The links directly below are sub headings in "The Mint Branches Out" chapter.
From the earliest colonial times, rugged pioneers had been drawn to the vast expanses of America's frontier.
By 1820, most of the nation east of the Mississippi River had been organized into states.
The Americans in Texas protested against what they perceived to be a violation of their individual rights.
As tensions escalated over the next several years, the Mexicans responded by sending more troops.
Under Austin's extraordinary organizational skills, the colony prospered.
Soon, many thousands of Americans flowed into the territory, attracted by the rich farm soil and the generous land grant policy of the Mexican government.

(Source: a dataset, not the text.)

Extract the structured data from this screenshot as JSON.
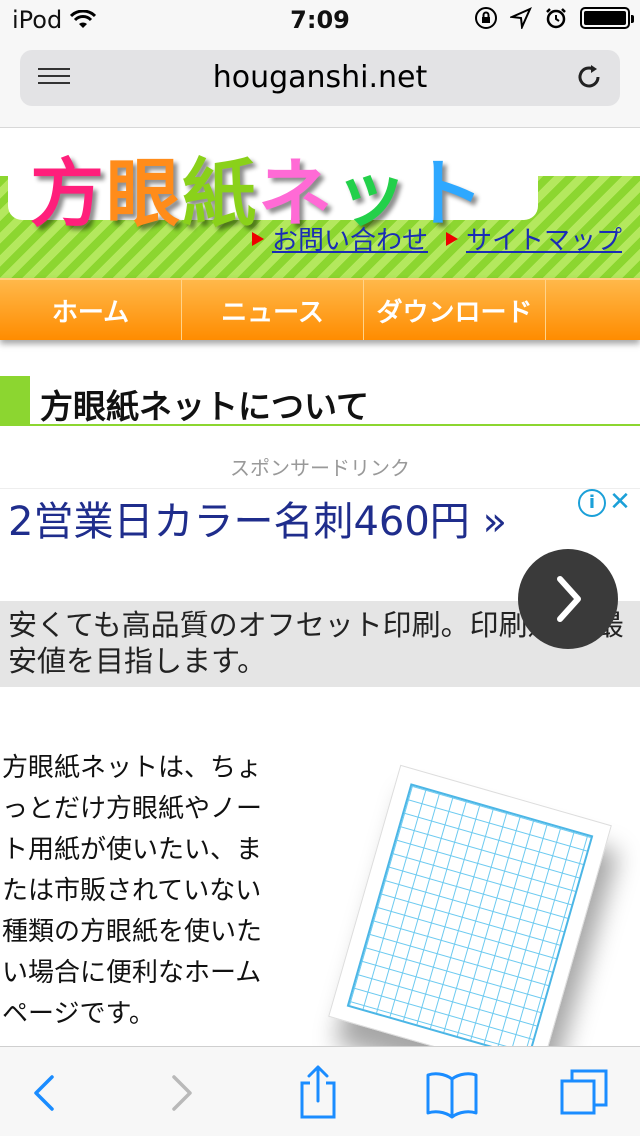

In an attempt to curtail American influence in Texas, Mexico closed the border to immigration from the United States, imposed taxes on the importation of American goods, and restated that slavery on Mexican lands was prohibited.